# YOUR ASSIGNMENT
Go through the records below and copy out every line holding "this".

# DATA SHOWN
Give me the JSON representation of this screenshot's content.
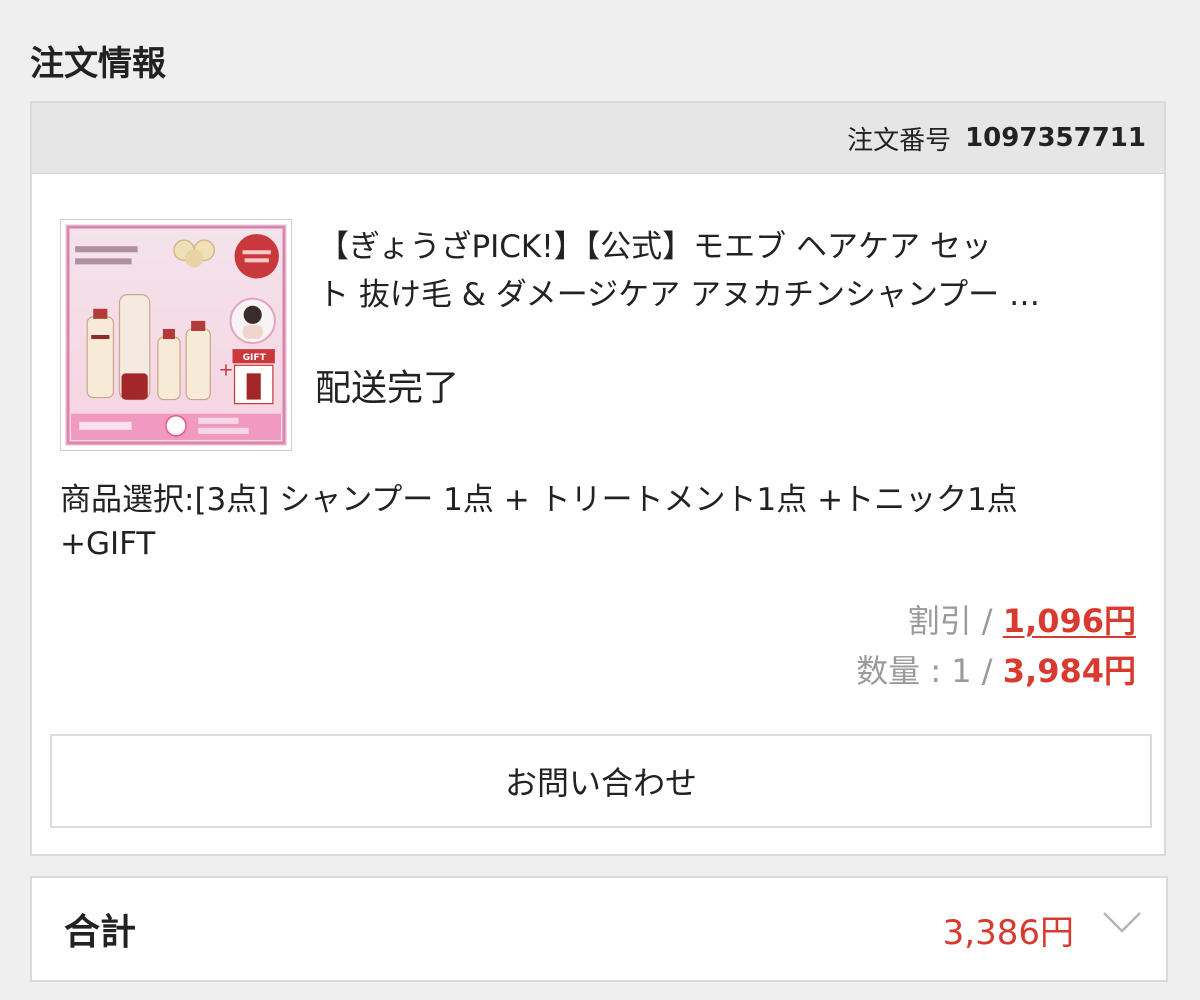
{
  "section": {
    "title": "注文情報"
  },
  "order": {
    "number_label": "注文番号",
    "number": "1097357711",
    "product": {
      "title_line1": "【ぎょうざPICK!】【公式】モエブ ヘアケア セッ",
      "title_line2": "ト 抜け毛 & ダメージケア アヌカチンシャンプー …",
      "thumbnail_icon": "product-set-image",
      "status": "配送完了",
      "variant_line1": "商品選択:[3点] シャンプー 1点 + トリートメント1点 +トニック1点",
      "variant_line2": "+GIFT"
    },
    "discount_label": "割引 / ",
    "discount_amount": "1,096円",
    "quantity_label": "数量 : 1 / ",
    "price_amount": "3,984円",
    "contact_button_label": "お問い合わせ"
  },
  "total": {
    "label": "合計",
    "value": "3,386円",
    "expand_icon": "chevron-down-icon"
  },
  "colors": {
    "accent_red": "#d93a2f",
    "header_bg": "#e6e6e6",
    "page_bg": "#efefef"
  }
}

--

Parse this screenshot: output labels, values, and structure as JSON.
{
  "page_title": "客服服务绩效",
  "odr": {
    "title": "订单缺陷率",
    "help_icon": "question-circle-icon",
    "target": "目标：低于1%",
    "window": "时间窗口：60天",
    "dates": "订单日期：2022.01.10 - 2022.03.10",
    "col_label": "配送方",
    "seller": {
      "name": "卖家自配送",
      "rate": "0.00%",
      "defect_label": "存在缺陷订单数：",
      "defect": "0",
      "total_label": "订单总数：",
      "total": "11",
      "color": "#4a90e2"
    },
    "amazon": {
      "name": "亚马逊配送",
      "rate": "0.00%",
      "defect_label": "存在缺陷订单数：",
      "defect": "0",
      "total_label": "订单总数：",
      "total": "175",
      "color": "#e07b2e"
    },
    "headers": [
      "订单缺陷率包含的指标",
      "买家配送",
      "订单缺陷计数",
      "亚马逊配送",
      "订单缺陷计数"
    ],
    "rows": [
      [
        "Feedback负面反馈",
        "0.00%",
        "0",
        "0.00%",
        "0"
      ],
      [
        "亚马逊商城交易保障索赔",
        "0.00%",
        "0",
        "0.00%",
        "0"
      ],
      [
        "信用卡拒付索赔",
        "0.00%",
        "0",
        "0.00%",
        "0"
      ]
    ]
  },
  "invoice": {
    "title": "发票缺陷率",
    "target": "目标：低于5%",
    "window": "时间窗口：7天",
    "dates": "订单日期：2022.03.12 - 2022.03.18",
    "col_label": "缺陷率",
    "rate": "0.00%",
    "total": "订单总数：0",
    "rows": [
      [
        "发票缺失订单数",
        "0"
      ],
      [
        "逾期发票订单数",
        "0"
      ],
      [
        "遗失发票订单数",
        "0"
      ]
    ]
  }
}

# WRITTEN REPLY
Give me the JSON representation of this screenshot's content.
Parse this screenshot: output labels, values, and structure as JSON.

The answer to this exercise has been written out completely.